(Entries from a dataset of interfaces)
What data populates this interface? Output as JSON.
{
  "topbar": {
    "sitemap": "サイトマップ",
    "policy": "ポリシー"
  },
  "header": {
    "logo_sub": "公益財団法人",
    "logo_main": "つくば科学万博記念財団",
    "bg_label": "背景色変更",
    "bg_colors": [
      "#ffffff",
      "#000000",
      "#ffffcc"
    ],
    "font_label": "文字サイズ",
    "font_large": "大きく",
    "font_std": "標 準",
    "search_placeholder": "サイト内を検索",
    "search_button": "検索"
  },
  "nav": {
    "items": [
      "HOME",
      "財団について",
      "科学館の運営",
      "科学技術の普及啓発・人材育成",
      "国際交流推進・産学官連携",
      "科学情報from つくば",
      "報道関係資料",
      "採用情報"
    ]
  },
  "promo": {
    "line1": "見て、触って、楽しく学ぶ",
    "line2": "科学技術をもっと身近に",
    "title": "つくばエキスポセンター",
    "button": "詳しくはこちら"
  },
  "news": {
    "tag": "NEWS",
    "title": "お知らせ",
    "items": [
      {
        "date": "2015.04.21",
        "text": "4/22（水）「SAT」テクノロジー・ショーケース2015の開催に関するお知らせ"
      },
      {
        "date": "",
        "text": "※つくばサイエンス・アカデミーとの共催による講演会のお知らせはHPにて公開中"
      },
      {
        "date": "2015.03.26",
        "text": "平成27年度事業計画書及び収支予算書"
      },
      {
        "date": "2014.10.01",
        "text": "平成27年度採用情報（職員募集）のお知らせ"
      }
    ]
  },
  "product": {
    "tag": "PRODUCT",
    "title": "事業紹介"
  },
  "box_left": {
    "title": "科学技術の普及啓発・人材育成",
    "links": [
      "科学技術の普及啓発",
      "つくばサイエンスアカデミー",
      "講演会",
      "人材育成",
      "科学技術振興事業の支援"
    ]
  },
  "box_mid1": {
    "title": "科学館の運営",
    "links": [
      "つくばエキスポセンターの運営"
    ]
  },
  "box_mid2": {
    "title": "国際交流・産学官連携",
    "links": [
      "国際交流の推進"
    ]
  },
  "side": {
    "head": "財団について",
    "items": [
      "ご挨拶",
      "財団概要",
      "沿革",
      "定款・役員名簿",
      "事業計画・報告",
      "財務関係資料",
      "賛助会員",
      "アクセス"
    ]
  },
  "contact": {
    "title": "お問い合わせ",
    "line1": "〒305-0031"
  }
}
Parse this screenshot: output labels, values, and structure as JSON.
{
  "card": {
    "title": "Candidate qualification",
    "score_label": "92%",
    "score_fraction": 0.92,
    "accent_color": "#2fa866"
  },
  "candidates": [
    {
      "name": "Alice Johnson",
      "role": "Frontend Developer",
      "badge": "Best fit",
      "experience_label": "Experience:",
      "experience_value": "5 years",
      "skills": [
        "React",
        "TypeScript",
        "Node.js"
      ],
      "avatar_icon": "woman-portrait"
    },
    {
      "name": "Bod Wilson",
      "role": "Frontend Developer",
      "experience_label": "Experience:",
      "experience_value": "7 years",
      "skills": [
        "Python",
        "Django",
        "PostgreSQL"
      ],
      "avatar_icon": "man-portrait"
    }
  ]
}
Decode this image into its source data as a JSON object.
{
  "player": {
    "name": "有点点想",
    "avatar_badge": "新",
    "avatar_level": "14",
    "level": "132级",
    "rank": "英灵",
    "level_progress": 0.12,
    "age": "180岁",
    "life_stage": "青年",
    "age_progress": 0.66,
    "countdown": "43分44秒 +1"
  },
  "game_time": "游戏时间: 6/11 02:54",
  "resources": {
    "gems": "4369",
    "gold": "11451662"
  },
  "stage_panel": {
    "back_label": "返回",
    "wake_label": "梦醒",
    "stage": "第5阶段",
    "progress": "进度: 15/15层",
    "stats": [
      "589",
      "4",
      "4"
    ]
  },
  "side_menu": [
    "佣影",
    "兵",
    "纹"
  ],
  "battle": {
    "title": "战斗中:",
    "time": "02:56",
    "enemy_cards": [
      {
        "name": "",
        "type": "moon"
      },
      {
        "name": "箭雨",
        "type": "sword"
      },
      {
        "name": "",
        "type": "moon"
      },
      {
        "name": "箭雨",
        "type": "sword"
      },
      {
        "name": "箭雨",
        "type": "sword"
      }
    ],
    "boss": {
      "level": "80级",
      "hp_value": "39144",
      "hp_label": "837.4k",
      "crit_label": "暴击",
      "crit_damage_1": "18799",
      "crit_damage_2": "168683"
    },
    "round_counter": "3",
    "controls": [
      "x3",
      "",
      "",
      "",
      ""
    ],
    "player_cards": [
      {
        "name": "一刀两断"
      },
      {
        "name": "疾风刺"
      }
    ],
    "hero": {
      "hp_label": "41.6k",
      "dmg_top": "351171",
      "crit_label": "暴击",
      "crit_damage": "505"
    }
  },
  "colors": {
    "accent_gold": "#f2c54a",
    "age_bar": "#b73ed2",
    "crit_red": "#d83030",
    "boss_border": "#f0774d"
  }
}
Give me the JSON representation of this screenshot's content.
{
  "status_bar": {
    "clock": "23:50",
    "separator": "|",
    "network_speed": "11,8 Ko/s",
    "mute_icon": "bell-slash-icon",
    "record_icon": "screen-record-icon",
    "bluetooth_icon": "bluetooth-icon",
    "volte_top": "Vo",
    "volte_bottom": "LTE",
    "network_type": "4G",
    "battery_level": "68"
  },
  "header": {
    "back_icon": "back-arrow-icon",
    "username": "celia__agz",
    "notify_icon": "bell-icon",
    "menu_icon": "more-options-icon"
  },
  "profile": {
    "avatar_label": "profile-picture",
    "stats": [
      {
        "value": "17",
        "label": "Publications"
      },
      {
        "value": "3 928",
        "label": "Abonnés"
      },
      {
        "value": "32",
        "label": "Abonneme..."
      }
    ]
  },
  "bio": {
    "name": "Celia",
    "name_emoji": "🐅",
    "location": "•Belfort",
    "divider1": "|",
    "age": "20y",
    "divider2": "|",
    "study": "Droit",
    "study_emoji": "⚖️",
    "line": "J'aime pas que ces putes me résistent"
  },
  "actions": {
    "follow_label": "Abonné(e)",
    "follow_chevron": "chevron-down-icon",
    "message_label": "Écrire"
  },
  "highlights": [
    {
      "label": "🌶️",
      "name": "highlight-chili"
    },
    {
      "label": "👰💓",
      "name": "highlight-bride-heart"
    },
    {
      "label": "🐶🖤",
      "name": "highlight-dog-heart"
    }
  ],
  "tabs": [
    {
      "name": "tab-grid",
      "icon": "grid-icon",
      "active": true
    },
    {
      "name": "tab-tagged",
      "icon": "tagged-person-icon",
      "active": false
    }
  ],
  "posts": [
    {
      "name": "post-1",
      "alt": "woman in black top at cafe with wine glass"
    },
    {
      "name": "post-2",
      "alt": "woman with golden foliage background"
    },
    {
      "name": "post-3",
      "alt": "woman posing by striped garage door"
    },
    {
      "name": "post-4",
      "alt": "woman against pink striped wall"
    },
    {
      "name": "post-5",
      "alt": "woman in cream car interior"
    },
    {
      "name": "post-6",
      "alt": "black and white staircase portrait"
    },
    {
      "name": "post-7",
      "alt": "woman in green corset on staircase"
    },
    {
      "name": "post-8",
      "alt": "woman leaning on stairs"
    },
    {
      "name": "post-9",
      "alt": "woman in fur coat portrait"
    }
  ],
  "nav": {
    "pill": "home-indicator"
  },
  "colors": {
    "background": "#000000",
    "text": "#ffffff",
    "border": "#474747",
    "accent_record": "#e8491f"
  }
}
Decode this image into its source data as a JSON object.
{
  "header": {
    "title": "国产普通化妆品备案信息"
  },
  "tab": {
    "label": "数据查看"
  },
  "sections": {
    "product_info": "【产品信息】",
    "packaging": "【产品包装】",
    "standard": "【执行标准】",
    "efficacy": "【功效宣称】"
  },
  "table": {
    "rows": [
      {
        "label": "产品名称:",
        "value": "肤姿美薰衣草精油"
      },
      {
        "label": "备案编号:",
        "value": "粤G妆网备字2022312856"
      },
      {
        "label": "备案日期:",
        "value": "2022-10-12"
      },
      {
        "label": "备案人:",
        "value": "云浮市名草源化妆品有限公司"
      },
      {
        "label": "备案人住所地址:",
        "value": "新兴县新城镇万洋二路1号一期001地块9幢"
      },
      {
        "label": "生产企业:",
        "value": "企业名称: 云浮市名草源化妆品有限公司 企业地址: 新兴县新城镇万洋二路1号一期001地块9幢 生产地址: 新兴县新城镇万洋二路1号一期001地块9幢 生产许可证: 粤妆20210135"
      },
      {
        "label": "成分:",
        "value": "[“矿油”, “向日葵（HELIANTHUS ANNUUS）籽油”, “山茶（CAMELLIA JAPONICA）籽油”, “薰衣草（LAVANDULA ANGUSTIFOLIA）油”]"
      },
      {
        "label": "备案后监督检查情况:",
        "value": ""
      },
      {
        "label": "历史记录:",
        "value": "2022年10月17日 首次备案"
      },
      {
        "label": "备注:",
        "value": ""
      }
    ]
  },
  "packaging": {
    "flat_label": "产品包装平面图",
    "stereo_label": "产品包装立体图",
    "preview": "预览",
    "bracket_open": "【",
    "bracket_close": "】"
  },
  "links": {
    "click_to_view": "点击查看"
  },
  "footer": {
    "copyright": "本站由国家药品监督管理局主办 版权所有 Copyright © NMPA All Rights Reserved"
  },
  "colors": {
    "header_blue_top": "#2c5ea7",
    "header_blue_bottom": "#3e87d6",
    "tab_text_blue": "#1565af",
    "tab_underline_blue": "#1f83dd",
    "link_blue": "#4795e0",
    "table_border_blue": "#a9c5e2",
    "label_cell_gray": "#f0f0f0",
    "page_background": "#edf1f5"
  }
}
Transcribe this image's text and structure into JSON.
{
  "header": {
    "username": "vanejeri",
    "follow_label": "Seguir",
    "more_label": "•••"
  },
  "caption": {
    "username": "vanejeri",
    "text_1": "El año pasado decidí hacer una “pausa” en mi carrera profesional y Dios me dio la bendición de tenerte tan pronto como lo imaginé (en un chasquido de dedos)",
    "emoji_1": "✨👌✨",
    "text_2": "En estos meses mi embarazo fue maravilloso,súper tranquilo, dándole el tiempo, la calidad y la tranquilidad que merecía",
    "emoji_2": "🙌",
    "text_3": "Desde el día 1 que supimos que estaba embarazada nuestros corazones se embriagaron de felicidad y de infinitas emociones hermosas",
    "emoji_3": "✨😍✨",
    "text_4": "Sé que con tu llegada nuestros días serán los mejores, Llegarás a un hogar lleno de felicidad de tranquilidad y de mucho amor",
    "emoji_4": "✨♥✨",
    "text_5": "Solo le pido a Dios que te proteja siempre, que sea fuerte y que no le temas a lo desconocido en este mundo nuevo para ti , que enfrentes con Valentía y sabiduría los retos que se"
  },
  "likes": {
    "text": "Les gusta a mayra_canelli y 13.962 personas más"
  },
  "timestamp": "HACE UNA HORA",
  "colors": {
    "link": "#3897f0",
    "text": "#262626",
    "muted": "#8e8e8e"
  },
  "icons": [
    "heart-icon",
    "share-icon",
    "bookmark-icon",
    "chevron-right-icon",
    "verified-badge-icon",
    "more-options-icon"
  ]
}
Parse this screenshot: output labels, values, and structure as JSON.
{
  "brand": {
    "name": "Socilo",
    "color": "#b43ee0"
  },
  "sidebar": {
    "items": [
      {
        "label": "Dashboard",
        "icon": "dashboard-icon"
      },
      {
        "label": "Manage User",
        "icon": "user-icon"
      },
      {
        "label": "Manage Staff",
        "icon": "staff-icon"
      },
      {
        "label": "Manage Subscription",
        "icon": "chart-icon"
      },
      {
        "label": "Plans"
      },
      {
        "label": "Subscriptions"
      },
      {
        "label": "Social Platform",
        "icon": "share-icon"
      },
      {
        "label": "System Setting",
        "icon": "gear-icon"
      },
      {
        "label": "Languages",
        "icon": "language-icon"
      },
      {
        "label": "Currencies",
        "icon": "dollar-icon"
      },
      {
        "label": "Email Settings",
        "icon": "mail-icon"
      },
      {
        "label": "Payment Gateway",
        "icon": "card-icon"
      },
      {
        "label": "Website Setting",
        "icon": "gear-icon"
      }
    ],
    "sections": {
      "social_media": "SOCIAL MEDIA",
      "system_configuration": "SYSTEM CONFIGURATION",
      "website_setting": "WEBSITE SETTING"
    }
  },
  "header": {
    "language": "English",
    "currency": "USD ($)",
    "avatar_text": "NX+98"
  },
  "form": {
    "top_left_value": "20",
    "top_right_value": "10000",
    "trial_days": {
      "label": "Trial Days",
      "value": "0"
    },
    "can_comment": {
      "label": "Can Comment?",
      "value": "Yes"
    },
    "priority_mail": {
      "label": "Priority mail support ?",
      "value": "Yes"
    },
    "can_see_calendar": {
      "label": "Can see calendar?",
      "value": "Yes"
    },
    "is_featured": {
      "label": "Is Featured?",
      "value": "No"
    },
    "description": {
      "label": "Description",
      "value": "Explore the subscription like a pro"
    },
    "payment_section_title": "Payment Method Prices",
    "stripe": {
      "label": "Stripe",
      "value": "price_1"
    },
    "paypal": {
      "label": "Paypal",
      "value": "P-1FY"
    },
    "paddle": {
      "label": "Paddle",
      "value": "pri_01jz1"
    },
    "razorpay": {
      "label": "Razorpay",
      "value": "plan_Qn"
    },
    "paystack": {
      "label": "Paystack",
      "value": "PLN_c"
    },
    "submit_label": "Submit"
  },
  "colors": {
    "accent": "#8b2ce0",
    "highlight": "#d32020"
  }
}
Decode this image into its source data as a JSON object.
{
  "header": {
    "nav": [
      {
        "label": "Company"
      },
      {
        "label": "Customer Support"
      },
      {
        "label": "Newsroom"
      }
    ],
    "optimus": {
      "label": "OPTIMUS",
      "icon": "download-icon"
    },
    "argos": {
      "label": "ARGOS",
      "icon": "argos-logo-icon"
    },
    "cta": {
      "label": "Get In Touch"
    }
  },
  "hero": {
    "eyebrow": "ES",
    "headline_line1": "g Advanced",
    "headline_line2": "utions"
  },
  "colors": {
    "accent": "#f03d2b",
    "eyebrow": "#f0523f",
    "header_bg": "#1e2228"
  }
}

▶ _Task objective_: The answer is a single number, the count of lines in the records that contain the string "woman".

▶ _Solution for this task_: 9